[Exercise directions] Among the entries below, find the lines that hold the word "memory" and report them.

Items from an interface collection

********************

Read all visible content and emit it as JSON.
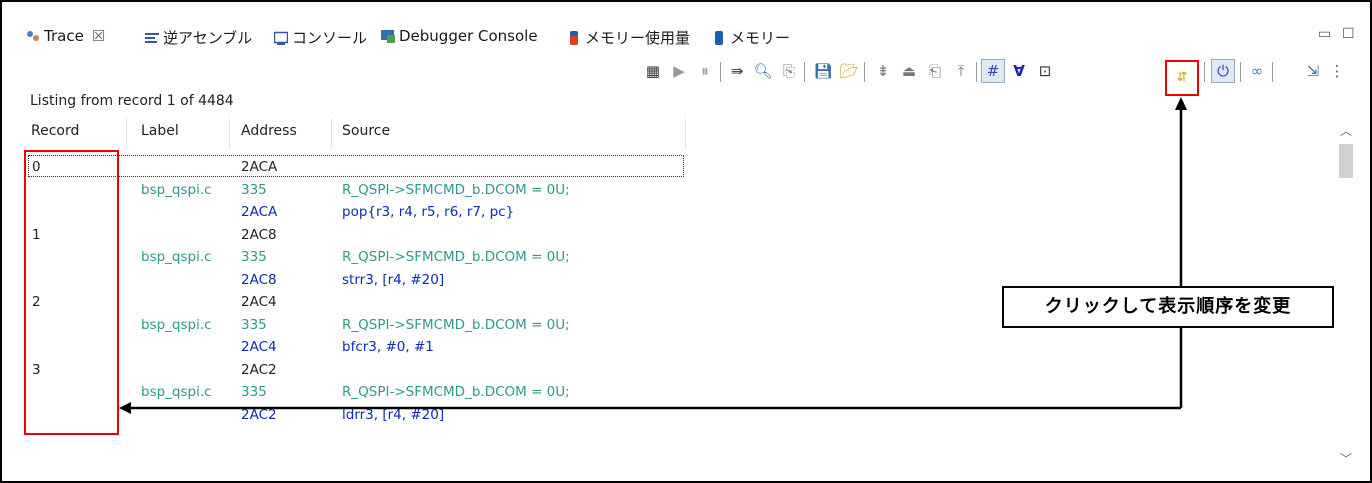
{
  "tabs": [
    {
      "label": "Trace",
      "icon": "trace-icon",
      "close": "☒"
    },
    {
      "label": "逆アセンブル",
      "icon": "disassembly-icon"
    },
    {
      "label": "コンソール",
      "icon": "console-icon"
    },
    {
      "label": "Debugger Console",
      "icon": "debugger-console-icon"
    },
    {
      "label": "メモリー使用量",
      "icon": "memory-usage-icon"
    },
    {
      "label": "メモリー",
      "icon": "memory-icon"
    }
  ],
  "window_controls": {
    "minimize": "▭",
    "maximize": "☐"
  },
  "listing_text": "Listing from record 1 of 4484",
  "columns": [
    "Record",
    "Label",
    "Address",
    "Source"
  ],
  "rows": [
    {
      "record": "0",
      "label": "",
      "address": "2ACA",
      "source": "",
      "kind": "rec"
    },
    {
      "record": "",
      "label": "bsp_qspi.c",
      "address": "335",
      "source": "R_QSPI->SFMCMD_b.DCOM = 0U;",
      "kind": "src"
    },
    {
      "record": "",
      "label": "",
      "address": "2ACA",
      "source": "pop{r3, r4, r5, r6, r7, pc}",
      "kind": "asm"
    },
    {
      "record": "1",
      "label": "",
      "address": "2AC8",
      "source": "",
      "kind": "rec"
    },
    {
      "record": "",
      "label": "bsp_qspi.c",
      "address": "335",
      "source": "R_QSPI->SFMCMD_b.DCOM = 0U;",
      "kind": "src"
    },
    {
      "record": "",
      "label": "",
      "address": "2AC8",
      "source": "strr3, [r4, #20]",
      "kind": "asm"
    },
    {
      "record": "2",
      "label": "",
      "address": "2AC4",
      "source": "",
      "kind": "rec"
    },
    {
      "record": "",
      "label": "bsp_qspi.c",
      "address": "335",
      "source": "R_QSPI->SFMCMD_b.DCOM = 0U;",
      "kind": "src"
    },
    {
      "record": "",
      "label": "",
      "address": "2AC4",
      "source": "bfcr3, #0, #1",
      "kind": "asm"
    },
    {
      "record": "3",
      "label": "",
      "address": "2AC2",
      "source": "",
      "kind": "rec"
    },
    {
      "record": "",
      "label": "bsp_qspi.c",
      "address": "335",
      "source": "R_QSPI->SFMCMD_b.DCOM = 0U;",
      "kind": "src"
    },
    {
      "record": "",
      "label": "",
      "address": "2AC2",
      "source": "ldrr3, [r4, #20]",
      "kind": "asm"
    }
  ],
  "callout_text": "クリックして表示順序を変更",
  "colors": {
    "label": "#2d9a8c",
    "asm": "#0b2db5",
    "highlight": "#e00000"
  }
}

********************

[Your solution]
      "icon": "memory-usage-icon"
      "icon": "memory-icon"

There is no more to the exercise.